WHAT YOU ARE ASKED TO DO - Which lines of the data contain the string "color"? Copy every one of them.

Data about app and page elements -
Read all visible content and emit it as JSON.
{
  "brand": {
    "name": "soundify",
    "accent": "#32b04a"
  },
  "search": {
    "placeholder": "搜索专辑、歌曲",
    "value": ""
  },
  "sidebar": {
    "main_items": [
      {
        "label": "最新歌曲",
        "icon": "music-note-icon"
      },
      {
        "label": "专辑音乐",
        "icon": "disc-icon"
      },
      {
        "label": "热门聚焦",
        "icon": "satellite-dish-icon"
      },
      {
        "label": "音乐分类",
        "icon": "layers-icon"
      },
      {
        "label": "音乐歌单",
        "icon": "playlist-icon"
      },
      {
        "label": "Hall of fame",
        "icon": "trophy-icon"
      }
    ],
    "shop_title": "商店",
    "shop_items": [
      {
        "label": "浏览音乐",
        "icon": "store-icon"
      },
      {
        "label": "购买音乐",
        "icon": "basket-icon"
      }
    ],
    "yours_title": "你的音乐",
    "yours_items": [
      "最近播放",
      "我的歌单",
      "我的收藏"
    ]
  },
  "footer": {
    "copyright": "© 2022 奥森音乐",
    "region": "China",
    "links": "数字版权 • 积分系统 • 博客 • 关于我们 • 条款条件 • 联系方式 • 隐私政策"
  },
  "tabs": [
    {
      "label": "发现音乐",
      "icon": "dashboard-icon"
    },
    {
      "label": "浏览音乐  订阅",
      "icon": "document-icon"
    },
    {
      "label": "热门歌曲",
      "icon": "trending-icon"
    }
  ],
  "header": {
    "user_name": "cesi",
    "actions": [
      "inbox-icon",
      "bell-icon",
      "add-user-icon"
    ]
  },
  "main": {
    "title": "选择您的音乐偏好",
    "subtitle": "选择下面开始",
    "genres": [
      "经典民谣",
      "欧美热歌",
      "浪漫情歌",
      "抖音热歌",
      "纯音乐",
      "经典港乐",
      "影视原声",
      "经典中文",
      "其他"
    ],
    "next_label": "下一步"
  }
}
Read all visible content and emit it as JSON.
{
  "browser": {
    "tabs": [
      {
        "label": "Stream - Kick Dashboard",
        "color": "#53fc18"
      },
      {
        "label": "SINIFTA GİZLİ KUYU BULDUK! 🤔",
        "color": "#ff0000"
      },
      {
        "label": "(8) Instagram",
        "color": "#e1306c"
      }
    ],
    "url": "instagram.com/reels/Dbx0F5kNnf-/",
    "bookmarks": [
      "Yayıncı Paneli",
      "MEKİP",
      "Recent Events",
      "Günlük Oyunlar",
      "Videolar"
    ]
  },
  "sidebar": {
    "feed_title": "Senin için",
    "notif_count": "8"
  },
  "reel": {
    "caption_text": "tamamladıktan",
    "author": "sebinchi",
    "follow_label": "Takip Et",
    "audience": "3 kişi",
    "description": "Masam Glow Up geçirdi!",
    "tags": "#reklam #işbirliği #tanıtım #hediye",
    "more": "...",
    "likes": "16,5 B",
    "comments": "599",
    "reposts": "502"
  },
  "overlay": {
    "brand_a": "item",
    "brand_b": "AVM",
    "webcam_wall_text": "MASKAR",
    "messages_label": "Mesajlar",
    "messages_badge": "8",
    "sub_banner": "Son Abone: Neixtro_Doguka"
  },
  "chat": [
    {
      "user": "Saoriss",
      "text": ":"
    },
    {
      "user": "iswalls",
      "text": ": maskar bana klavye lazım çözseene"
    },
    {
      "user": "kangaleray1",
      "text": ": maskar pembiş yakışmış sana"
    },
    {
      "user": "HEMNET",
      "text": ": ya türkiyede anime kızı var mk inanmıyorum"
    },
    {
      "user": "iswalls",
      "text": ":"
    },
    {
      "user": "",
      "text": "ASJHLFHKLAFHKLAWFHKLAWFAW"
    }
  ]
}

RESULT FOR THIS TASK -
        "color": "#53fc18"
        "color": "#ff0000"
        "color": "#e1306c"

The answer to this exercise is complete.